Prepare Your Business for Fire from the Outside, In
Fires are notorious for causing expensive damage to commercial facilities and structures. Routinely topping costs over one million dollars, it makes financial sense – as well as common sense – to prepare for fire damage and have a fire response plan to rely on if flames break out unexpectedly.
Commercial Fire Damage Preparation Tips
Many of the same actions for residential fire protection apply to commercial facilities:
- Prepare and maintain adequate firebreaks and green spaces surrounding your property in the event of a forest fire or neighboring structure conflagration.
- Consider installing fire glass in windows and doors, or have them glazed.
- Evaluate flues, chimneys, and any entry points that could allow sparks or embers to enter the facility, and install closures or shutters to reduce the risk.

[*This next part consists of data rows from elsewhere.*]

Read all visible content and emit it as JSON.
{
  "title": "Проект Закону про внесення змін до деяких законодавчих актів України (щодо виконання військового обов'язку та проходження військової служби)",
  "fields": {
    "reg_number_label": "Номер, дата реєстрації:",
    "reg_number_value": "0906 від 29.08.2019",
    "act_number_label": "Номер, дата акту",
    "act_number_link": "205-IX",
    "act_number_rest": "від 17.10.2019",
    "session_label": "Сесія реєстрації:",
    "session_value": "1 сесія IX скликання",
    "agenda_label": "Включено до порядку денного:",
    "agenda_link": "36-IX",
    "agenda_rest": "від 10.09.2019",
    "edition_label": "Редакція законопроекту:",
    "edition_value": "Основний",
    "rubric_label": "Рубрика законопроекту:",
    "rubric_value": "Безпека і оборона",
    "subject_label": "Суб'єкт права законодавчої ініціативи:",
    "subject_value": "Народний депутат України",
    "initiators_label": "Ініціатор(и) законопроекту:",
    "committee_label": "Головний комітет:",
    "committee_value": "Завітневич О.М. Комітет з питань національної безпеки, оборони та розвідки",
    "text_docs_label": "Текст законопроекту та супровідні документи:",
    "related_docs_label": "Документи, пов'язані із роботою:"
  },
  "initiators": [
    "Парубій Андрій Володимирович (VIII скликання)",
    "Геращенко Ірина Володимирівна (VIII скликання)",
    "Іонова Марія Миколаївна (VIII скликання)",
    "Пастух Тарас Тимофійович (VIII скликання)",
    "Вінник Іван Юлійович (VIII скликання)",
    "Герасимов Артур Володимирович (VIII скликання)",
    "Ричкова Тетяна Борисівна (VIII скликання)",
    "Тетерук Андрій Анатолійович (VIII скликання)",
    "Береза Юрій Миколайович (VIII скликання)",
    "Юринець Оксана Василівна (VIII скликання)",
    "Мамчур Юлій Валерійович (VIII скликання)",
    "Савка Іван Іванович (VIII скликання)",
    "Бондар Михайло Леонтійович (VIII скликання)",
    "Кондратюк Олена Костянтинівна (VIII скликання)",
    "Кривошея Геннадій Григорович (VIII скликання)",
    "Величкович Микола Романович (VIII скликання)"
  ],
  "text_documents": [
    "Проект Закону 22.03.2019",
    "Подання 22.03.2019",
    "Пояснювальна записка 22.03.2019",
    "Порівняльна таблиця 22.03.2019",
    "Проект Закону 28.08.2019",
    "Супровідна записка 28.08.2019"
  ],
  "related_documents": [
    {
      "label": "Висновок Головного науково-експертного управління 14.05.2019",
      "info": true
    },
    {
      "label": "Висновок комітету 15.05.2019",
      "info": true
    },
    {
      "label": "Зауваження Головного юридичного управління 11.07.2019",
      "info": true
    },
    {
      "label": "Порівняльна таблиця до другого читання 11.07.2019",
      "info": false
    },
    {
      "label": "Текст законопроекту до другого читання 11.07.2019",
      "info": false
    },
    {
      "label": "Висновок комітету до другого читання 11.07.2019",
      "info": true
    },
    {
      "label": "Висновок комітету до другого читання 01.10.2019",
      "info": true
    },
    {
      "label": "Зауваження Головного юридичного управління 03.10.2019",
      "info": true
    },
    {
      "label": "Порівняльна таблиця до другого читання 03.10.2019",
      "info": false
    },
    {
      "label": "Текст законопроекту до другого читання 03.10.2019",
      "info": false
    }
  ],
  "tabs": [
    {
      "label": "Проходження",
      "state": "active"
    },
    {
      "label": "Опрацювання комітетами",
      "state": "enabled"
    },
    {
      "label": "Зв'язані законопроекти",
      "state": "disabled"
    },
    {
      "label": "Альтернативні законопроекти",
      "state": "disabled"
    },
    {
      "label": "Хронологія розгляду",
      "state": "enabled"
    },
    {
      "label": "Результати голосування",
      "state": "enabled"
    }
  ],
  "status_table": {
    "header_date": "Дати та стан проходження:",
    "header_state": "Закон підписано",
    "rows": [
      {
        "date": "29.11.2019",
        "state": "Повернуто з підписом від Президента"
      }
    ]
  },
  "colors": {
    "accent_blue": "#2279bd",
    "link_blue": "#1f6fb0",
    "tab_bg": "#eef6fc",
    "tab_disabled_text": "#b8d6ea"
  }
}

As part of your fire response plan, you should clearly outline:
- Location of sprinkler shut off valves, so responders can locate as necessary and help prevent residual flooding.
- Areas or sections of the building(s) that can be secured to help prevent the spread of fire, and how responders can best access these points to manage containment.
- Locations of major HVAC, piping, gas, and water lines.
- Any additional vulnerable building components, like hazardous materials or compressed gasses – this is especially important for hospitals and medical facilities in order to contain volatile substances and protect against explosions or secondary damage.
- Keep emergency exits clear and marked.
Building codes likely require a sprinkler system for your commercial facility, but it’s important to routinely test these systems to keep them in good working order. Schedule a set time for these checks in your fire response plan, and use that time to test fire alarms and smoke detectors as well.
Preparing your facility for a fire is the best way to minimize damage and save on restoration costs. Having a plan in place will also give you the ability to react intelligently in a crisis.
About the Author: John Hogan
John is Direct of Safety at Interstate. With over 15 years' experience managing corporate safety programs, he specializes in developing industry leading safety processes and procedures to ensure the safety of employees, clients and the public on jobsites. John holds numerous professional certifications including OSHA 500 & 501 and Safety Management from the American Society of Safety Engineers.